An Authentic Faith

“What then shall we say that Abraham, our forefather according to the flesh, discovered in this matter? If, in fact, Abraham was justified by works, he had something to boast about—but not before God. What does Scripture say? ‘Abraham believed God, and it was credited to him as righteousness.’” —Romans 4:1-3

“For in the gospel the righteousness of God is revealed—a righteousness that is by faith from first to last, just as it is written: ‘The righteous will live by faith.’” —Romans 1:17

One Sunday afternoon many years ago, my wife and I asked our sons what they learned in Sunday School. With great animation they recited what their teacher had humorously said during Sunday School: “Dude, man, you got to have faith!” That has become one of our favorite sayings.

Faith. It is scattered throughout the pages of Scripture. We believe it. We have it. And yet we often struggle to understand exactly what faith is. Since we are called to live by faith, it stands to reason that we should have a working definition to guide us along the way.

Too often, our definition of “faith” becomes so subjective that we lose touch with reality. Christians must be in an interactive relationship with God and their neighbors. This is continually displayed and defined in Scripture. Paul went as far as to state that everything that does not come from faith is sin (Romans 14:23). Faith leads to the inward obedience of the heart that provides confidence in our actions. The believer, having faith in God, acts on behalf of the will of God. Faith is naturally connected to what we do (this is why James connects faith to works).

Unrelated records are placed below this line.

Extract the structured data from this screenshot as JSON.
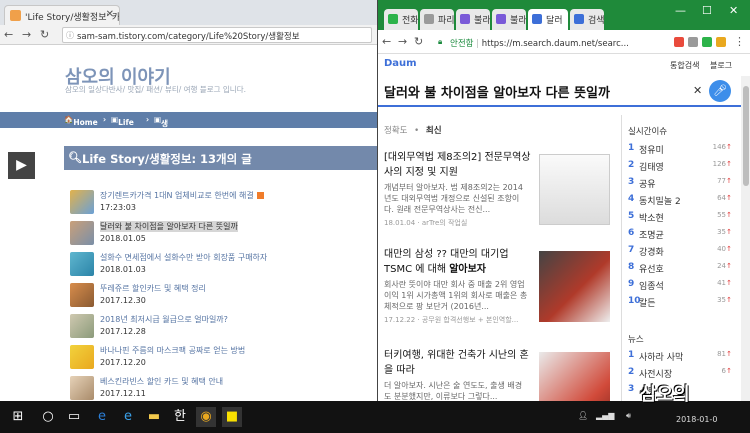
{
  "left_browser": {
    "tabs": [
      {
        "title": "'Life Story/생활정보' 카"
      }
    ],
    "url": "sam-sam.tistory.com/category/Life%20Story/생활정보",
    "blog_title": "삼오의 이야기",
    "blog_desc": "삼오의 일상다반사/ 맛집/ 패션/ 뷰티/ 여행 블로그 입니다.",
    "nav": [
      "Home",
      "Life Story",
      "생활정보"
    ],
    "category_heading": "Life Story/생활정보: 13개의 글",
    "posts": [
      {
        "title": "장기렌트카가격 1대N 업체비교로 한번에 해결",
        "date": "17:23:03",
        "new": true
      },
      {
        "title": "달러와 불 차이점을 알아보자 다른 뜻일까",
        "date": "2018.01.05",
        "selected": true
      },
      {
        "title": "설화수 면세점에서 설화수만 받아 회장품 구매하자",
        "date": "2018.01.03"
      },
      {
        "title": "뚜레쥬르 할인카드 및 혜택 정리",
        "date": "2017.12.30"
      },
      {
        "title": "2018년 최저시급 월급으로 얼마일까?",
        "date": "2017.12.28"
      },
      {
        "title": "바나나핀 주름의 마스크팩 공짜로 얻는 방법",
        "date": "2017.12.20"
      },
      {
        "title": "베스킨라빈스 할인 카드 및 혜택 안내",
        "date": "2017.12.11"
      }
    ]
  },
  "right_browser": {
    "tabs": [
      {
        "title": "전화"
      },
      {
        "title": "파리"
      },
      {
        "title": "불라"
      },
      {
        "title": "불라"
      },
      {
        "title": "달러",
        "active": true
      },
      {
        "title": "검색"
      }
    ],
    "window_controls": [
      "—",
      "☐",
      "✕"
    ],
    "security_label": "안전함",
    "url": "https://m.search.daum.net/searc...",
    "logo": "Daum",
    "header_links": [
      "통합검색",
      "블로그"
    ],
    "query": "달러와 불 차이점을 알아보자 다른 뜻일까",
    "sort_tabs": [
      "정확도",
      "최신"
    ],
    "results": [
      {
        "title_a": "[대외무역법 제8조의2] 전문무역상사의 지정 및 지원",
        "snippet": "개념부터 알아보자. 법 제8조의2는 2014년도 대외무역법 개정으로 신설된 조항이다. 원래 전문무역상사는 전신...",
        "meta": "18.01.04 · arTre의 작업실"
      },
      {
        "title_a": "대만의 삼성 ?? 대만의 대기업 TSMC 에 대해 ",
        "title_b": "알아보자",
        "snippet": "회사란 뜻이야 대만 회사 중 매출 2위 영업이익 1위 시가총액 1위의 회사로 매출은 총체적으로 팡 보단거 (2016년...",
        "meta": "17.12.22 · 공무원 합격선행보 + 본인역할..."
      },
      {
        "title_a": "터키여행, 위대한 건축가 시난의 혼을 따라",
        "snippet": "더 알아보자. 시난은 술 연도도, 출생 배경도 분분했지만, 이류보다 그렇다..."
      }
    ],
    "realtime_heading": "실시간이슈",
    "realtime": [
      {
        "rank": "1",
        "word": "정유미",
        "count": "146"
      },
      {
        "rank": "2",
        "word": "김태영",
        "count": "126"
      },
      {
        "rank": "3",
        "word": "공유",
        "count": "77"
      },
      {
        "rank": "4",
        "word": "동치밀놀 2",
        "count": "64"
      },
      {
        "rank": "5",
        "word": "박소현",
        "count": "55"
      },
      {
        "rank": "6",
        "word": "조명균",
        "count": "35"
      },
      {
        "rank": "7",
        "word": "강경화",
        "count": "40"
      },
      {
        "rank": "8",
        "word": "유선호",
        "count": "24"
      },
      {
        "rank": "9",
        "word": "임종석",
        "count": "41"
      },
      {
        "rank": "10",
        "word": "칼든",
        "count": "35"
      }
    ],
    "news_heading": "뉴스",
    "news": [
      {
        "rank": "1",
        "word": "사하라 사막",
        "count": "81"
      },
      {
        "rank": "2",
        "word": "사전시장",
        "count": "6"
      },
      {
        "rank": "3",
        "word": "스트",
        "count": ""
      }
    ]
  },
  "taskbar": {
    "time": "2018-01-0",
    "watermark": "삼오의"
  },
  "colors": {
    "accent_blue": "#3d6fd8",
    "blog_nav": "#5f7ea9",
    "chrome_green": "#1f8a3a"
  }
}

In Romans 4, Paul addressed the need to live a life of faith through the story of Abraham.

Through this story, we understand that the many accomplishments of Abraham were only made possible through his faith. Paul is very clear that for every believer, works come as a natural expression of authentic faith. Abraham’s circumcision was the sign of the righteousness that he had by faith while he was still uncircumcised. Our actions done in faith have eternal value: “Abraham believed God, and it was credited to him as righteousness” (v.3). That is authentic faith; accepting God’s Word to the same measure that it is put into practice. 

When it comes to wrestling with the cultural issues of our day, we need faith.

As God continues to speak to us through the written Word, His Spirit, and the church, we must have a hunger to hear Him and set our hearts to obey His instructions.

May our hunger for God’s Word and His presence increase as our faith continues to grow.

Through faith, God aligns our beliefs with His heart. Faith calls us to believe God. As a result, we are to trust Him and apply His Word with increasing measure and in practical ways in our lives, which include keeping our minds and bodies “from being polluted by the world” (James 1:27). We are called to be a people who live by authentic faith—no more and no less than what Abraham experienced. We are called to believe God and His Word as we live in His righteousness.

Prayer for the week: God, today, I choose to live a life of faith. As You speak Your words over me, I will align myself with Your heart. As You affirm Your presence in me, I will apply it in the most practical of ways as your Spirit directs. I agree with Paul’s confession, “I am not ashamed of the gospel, because it is the power of God that brings salvation to everyone who believes. Yes, the righteous will live by faith” (Rom. 1:16-17).

Jim Thornton is lead pastor of Tulsa Hills Church of the Nazarene in Tulsa, Oklahoma, USA.

Written for Coffee Break.